Our Sentiments Exactly

Good news! We are all feeling much better, thank you!

Or, to put it another way, we've rocketed all the way up to 24, that's 2 and 4, 24! Two dozen!

You don't know what I'm talking about, do you. Well, I refer you to the well-known Consumer Sentiment Index, as referred to in a report from Consumer Futures, economic analysts to the business world.

And they say, that, in the first quarter, we in the South-West have smasheroonied our way up the hippy-happy-pop charts to twenty-four points . That's all the way up from seventeen, where we were languishing, after a sentiment by-pass, last time they looked.

That's right. We were as miserable as a bunch of flattened badgers at the end of last year, and now we are as springy as chickens.

Just one little thing before you hang out the jubilee bunting in advance, and start cracking open the packets of grockles. The national average in the self-same Consumer Sentiment Index is actually twenty-eight. Yes, twenty-eight. That's, er, four points higher than this.

This is very bad news. Bleak. Awful. Miserable. We are more fed up than the rest of the country by four points. I don't know about you, but I feel down already. My sentiments are slipping down. They are around my ankles. I mean, why do they bother telling us this? I mean, that we're on twenty-four. When the rest of the nation is swinging along on twenty-eight.

It's enough to drop us back down to thirteen-and-a-half.

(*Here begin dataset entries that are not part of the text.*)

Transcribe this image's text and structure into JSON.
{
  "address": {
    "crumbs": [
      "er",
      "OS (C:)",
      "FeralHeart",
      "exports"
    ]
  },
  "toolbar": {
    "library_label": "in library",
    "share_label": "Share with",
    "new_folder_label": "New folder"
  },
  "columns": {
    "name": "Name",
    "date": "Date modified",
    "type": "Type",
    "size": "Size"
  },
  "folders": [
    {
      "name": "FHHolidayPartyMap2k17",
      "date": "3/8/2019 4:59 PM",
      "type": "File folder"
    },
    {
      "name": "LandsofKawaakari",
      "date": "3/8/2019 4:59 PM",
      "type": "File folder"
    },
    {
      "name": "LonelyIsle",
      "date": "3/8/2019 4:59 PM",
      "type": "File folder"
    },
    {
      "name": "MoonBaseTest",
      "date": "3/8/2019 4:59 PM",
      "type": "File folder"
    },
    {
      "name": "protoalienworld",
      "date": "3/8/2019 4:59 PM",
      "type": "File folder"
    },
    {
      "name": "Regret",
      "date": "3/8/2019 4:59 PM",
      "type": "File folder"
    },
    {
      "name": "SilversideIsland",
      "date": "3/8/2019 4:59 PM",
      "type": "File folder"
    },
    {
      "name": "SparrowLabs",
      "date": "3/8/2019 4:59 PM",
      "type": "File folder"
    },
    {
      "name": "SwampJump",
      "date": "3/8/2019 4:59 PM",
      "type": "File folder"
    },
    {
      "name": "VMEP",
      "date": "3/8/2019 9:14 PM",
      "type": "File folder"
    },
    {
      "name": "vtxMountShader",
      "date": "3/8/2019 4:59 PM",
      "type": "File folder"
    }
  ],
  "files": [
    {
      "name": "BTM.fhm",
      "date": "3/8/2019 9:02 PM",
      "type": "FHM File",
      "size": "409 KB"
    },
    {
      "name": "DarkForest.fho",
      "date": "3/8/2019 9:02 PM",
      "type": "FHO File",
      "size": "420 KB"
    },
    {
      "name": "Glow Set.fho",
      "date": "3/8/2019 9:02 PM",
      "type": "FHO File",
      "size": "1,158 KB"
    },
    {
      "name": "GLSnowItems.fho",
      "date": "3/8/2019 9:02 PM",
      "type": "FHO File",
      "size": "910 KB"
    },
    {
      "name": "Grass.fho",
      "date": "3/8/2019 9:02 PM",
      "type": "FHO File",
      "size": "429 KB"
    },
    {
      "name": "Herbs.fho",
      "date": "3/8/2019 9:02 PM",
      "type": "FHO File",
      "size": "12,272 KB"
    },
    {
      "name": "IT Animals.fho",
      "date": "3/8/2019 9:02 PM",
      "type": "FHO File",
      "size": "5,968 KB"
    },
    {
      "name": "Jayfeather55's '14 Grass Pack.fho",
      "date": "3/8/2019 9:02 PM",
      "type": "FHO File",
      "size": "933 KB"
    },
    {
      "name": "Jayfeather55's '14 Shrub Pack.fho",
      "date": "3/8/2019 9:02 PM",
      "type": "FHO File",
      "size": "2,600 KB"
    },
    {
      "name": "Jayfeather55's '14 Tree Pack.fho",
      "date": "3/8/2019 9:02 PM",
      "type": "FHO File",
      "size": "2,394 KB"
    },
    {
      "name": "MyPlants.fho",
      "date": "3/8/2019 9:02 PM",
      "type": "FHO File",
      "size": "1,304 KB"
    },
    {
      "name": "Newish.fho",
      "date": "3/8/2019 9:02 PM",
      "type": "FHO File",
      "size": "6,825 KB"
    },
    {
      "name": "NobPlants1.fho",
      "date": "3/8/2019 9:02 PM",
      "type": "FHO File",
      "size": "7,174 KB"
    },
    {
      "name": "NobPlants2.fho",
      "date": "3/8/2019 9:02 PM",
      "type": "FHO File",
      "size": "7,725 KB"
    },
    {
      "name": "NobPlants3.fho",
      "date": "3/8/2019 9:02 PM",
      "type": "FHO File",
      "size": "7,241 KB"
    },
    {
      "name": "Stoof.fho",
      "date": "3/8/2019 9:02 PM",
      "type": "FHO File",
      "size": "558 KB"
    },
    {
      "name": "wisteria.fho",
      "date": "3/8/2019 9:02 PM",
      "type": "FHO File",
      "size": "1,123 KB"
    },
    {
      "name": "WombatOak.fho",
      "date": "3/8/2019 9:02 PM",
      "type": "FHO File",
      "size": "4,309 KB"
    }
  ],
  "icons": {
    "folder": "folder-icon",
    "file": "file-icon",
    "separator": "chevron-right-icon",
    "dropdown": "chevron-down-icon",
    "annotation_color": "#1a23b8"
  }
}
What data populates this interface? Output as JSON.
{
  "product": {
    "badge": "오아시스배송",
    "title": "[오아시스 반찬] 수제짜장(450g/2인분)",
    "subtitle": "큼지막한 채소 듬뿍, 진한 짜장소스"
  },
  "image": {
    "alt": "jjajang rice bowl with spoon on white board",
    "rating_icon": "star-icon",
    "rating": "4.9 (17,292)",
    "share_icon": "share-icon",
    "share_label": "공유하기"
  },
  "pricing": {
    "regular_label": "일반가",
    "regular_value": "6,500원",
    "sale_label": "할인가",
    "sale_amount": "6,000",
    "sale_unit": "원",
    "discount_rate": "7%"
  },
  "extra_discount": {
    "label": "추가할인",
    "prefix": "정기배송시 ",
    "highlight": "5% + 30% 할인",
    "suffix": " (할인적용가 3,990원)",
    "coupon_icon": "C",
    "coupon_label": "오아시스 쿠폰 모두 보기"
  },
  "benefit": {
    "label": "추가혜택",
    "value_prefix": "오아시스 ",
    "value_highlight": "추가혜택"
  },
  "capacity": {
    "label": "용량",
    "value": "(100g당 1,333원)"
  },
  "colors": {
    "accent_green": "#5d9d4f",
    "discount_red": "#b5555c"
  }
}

Pretty soon we will be the most fed-up, run-down, face-achingly self-loathing bunch of people ever to be issued with back teeth.

Wiping away the tears, I look for signs that we may recover. Perhaps the South West Regional Development Agency, the only twelve-syllable outfit worth trusting, will have some comfort for us. Any joy?

Woe and thrice woe, and a woe for bad luck. They say that twenty per cent of our companies are losing business. Losing it. Have they been reading the Consumer Sentiment Index? Do they think that the Met Office is bringing its weather down here with it? Actually, that's a thought, isn't it. What does it say on The Weather every night? "Cloudy, some drizzle, outlook uncertain." And where do they process this information? Bracknell.

Where will they be processing it in future? Exeter.

So, in addition to our Consumer Sentiments taking a bashing - and remember, that's the Good News - we are shortly to be invaded by glum men and women in macs, with grey told-you-so faces, who will spend their whole time holding their hands out in the expectation of rain, and being arrested for begging.

What's our problem, then, according to the South West Regional Development Agency, which is a bit of a mouthful, so let's re-title it the South West Agency for Regional Future Expansion and Great Aims, then we can call it SWARFEGA for short. What does SWARFEGA think is the problem?

Apparently, 20% of companies lack language and cultural skills. Oh no. How do they know? According to their James Harris, there's been a survey. What have they done, rustled round a set of questionnaires asking "Do you lack language skills? Cultural skills? And by the way, have you seen where we are in the Consumer Sentiment Index?" What did SWARFEGA expect?

If we're all as glum as one-degree-under Met Officers, our companies can hardly be expected to fill out sheaves of paper with anything other than noughts and crosses.

Mr. Harris does, however, tell us what to do with our dodgy language skills. He says that his SWARFEGA survey, which he calls an audit, "enables us and our partners to identify and measure the skills gap to review what companies want and expect from education, training and service providers over the coming years."

I don't understand that. I don't understand the lingo. It's Grade A guff. But then this is probably because I lack the language and cultural skills to understand it. It reads as if it was written under a bit of a grey cloud (get used to it). And that, of course, is because I am terminally depressed by being so low in the Consumer Sentiment Index.

Has anyone thought to tell the Queen about this? About us being so dairy-cheesed-off? She is due here in the coming week, and will be expecting smiles and grins, and outbursts of sheer Exe-stacy. Instead, she'll be facing a thin crowd of misery-gutted saddoes, waving limp flags, and sucking on sad pasties.

Her Majesty is a trouper. She won't give anything away (unless there's an earldom going for Dartmoor. "This is baron land!" she will exclaim, and that'll be misunderstood, of course). But she may well be thinking, "This lot don't look like the lot I saw last week. I bet their Consumer Sentiment Index is on the skids."

So what do we do? We want to get up that Index, don't we? We want the folk in the - oh, say, Bracknell Echo - to be telling their readers that Bracknell is a forlorn and depressed community, and that the South-West has shot up to 75 in the Consumer Sentiment Index, is through the roof, has smashed all records in the feel-good stakes, is on uppers, as against on its uppers.

We in the South West like animals, don't we? Then let us celebrate with them. They won't need any specialist language or cultural skills. Let us take our pet pussycats and well-fed pooches to see The Queen. Let us hold them up as tokens of our great self-esteem, our cheer, our faith in the future. Let's toss them high into the air, along with our caps and bonnets.

And hope Her Majesty doesn't notice that it's raining cats and dogs.

Bill Greenwell

From Express and Echo